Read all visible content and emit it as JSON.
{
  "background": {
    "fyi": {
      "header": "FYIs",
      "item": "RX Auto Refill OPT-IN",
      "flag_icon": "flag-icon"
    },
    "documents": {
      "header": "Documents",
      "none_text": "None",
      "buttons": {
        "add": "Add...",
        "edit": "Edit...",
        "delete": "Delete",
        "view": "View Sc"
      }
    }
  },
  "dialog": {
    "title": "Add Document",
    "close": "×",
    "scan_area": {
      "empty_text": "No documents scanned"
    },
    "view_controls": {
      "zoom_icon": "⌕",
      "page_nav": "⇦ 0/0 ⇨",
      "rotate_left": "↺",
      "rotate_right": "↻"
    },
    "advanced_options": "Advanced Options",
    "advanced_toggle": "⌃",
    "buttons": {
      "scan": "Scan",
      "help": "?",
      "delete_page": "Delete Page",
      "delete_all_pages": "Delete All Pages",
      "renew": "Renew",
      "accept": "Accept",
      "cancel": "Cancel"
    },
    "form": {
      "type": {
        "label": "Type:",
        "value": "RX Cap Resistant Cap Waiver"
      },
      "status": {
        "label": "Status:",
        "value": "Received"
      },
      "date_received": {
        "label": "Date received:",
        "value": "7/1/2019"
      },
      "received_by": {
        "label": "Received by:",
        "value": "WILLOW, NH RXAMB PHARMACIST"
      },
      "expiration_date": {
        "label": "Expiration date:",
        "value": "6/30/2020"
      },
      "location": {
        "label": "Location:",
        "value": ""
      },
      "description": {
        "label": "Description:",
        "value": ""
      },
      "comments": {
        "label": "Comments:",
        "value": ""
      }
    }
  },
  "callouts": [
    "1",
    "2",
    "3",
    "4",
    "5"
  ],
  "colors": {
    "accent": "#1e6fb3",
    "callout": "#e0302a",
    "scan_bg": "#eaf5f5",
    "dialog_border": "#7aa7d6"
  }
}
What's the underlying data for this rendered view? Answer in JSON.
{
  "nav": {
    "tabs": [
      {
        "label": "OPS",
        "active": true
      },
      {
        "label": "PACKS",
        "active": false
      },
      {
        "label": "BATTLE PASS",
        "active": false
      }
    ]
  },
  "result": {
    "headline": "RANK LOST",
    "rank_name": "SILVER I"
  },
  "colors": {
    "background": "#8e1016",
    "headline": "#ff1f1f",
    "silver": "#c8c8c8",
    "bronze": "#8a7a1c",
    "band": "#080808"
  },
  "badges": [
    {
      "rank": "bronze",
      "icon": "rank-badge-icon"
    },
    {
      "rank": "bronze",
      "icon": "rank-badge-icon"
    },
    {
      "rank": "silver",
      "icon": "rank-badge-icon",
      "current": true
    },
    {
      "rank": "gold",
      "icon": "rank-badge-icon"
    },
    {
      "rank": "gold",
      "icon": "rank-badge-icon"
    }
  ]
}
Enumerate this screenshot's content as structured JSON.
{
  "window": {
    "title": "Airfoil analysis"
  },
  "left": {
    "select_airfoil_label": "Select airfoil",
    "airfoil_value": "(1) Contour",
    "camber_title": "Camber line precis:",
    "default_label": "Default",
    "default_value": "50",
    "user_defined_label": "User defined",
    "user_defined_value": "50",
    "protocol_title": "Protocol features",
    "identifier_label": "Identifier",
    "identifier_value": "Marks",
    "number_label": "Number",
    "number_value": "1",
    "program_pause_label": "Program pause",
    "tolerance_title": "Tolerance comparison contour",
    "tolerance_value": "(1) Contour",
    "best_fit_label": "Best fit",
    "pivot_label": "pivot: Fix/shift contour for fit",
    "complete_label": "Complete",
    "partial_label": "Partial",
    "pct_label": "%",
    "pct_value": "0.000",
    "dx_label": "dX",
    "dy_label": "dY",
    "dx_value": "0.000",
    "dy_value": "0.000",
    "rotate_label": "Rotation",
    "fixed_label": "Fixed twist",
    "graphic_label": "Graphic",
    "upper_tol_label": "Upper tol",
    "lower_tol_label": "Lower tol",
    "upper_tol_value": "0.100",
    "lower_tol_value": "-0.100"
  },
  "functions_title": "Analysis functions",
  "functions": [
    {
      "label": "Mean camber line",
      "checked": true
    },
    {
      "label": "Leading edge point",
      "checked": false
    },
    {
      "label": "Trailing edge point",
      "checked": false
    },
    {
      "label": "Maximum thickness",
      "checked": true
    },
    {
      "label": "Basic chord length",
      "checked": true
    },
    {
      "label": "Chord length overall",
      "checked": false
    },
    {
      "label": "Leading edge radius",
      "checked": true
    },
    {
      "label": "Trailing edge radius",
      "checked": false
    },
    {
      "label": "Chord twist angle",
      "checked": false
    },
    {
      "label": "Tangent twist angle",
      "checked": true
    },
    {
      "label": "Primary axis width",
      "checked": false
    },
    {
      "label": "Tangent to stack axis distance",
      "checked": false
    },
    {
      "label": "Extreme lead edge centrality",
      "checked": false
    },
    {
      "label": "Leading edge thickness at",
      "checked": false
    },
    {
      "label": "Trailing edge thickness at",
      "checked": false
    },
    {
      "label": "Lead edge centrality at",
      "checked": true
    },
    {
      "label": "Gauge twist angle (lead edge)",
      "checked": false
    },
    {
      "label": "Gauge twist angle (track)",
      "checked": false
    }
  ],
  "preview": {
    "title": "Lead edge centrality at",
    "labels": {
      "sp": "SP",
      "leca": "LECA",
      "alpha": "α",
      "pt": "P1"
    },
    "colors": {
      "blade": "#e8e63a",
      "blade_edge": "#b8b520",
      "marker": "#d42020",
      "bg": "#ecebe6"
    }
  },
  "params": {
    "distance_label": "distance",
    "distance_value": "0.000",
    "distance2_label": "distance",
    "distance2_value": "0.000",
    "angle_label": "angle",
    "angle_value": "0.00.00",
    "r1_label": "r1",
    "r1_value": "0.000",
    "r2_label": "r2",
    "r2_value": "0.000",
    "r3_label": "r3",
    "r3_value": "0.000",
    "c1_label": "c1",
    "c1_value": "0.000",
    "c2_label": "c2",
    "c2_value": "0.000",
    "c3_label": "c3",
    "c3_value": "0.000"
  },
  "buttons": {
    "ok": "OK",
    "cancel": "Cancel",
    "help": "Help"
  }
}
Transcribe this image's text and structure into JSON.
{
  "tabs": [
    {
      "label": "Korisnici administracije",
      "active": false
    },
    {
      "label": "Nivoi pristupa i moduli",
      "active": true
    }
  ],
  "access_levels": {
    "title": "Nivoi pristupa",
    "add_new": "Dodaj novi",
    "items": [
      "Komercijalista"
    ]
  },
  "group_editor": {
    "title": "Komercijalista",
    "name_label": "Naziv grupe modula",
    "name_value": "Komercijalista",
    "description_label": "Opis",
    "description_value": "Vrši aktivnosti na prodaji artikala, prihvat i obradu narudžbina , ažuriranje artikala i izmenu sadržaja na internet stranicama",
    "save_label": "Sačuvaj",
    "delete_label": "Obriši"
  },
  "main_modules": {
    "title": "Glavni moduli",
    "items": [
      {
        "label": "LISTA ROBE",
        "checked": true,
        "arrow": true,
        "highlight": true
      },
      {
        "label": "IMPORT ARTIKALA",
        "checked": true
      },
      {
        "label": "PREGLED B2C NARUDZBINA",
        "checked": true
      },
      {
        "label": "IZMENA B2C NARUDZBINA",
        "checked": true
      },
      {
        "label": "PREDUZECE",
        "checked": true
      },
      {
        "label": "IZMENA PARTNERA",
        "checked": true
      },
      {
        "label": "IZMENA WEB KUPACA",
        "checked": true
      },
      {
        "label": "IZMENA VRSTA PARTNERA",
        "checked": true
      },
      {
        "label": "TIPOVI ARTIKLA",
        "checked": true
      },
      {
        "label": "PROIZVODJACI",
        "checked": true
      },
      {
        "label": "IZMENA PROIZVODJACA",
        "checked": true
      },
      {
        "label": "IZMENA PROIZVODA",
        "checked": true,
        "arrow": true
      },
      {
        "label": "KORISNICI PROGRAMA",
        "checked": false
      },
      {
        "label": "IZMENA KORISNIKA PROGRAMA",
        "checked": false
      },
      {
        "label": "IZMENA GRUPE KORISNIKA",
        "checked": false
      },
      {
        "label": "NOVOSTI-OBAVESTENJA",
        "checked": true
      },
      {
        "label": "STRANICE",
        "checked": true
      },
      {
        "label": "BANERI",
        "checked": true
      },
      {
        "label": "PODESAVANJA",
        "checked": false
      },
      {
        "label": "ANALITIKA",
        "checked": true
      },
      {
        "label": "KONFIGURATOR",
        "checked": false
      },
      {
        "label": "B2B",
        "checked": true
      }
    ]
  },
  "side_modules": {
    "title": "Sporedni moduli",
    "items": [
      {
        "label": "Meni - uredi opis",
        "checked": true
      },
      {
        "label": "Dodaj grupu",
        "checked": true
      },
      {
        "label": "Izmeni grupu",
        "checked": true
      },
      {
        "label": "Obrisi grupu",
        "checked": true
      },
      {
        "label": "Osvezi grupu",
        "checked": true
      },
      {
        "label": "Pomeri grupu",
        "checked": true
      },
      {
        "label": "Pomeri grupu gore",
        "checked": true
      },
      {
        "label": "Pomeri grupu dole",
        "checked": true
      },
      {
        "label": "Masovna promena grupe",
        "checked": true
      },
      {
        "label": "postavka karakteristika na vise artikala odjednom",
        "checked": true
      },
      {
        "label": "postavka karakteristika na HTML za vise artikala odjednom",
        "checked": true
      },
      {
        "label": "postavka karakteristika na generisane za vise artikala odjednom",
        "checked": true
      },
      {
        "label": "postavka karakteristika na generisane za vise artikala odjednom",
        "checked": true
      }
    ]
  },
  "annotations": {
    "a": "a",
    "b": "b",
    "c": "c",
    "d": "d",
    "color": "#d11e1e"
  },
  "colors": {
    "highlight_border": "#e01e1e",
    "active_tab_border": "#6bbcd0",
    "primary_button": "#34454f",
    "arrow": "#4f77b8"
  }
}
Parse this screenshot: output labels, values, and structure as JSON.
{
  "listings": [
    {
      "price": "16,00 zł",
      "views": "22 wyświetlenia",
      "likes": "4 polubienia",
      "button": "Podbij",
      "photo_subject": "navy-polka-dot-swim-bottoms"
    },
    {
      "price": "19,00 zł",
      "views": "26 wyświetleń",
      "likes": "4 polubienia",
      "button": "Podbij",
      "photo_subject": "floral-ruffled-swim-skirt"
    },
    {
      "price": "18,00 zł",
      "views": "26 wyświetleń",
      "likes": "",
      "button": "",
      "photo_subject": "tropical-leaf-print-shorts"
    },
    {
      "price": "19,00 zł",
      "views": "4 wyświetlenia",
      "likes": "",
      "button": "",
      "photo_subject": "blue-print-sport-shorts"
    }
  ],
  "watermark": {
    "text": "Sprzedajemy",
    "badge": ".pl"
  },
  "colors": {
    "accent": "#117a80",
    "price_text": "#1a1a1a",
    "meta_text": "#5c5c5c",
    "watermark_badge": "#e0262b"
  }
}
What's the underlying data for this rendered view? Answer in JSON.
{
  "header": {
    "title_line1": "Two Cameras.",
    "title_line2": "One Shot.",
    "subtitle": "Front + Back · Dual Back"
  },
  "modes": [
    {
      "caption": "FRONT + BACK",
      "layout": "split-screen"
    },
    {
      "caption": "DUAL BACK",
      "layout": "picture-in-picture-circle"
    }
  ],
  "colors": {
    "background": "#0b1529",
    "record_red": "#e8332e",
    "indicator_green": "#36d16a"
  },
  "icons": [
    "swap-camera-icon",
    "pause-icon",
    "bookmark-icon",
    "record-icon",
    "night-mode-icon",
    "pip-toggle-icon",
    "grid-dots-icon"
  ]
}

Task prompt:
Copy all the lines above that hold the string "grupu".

Exercise result:
        "label": "Dodaj grupu",
        "label": "Izmeni grupu",
        "label": "Obrisi grupu",
        "label": "Osvezi grupu",
        "label": "Pomeri grupu",
        "label": "Pomeri grupu gore",
        "label": "Pomeri grupu dole",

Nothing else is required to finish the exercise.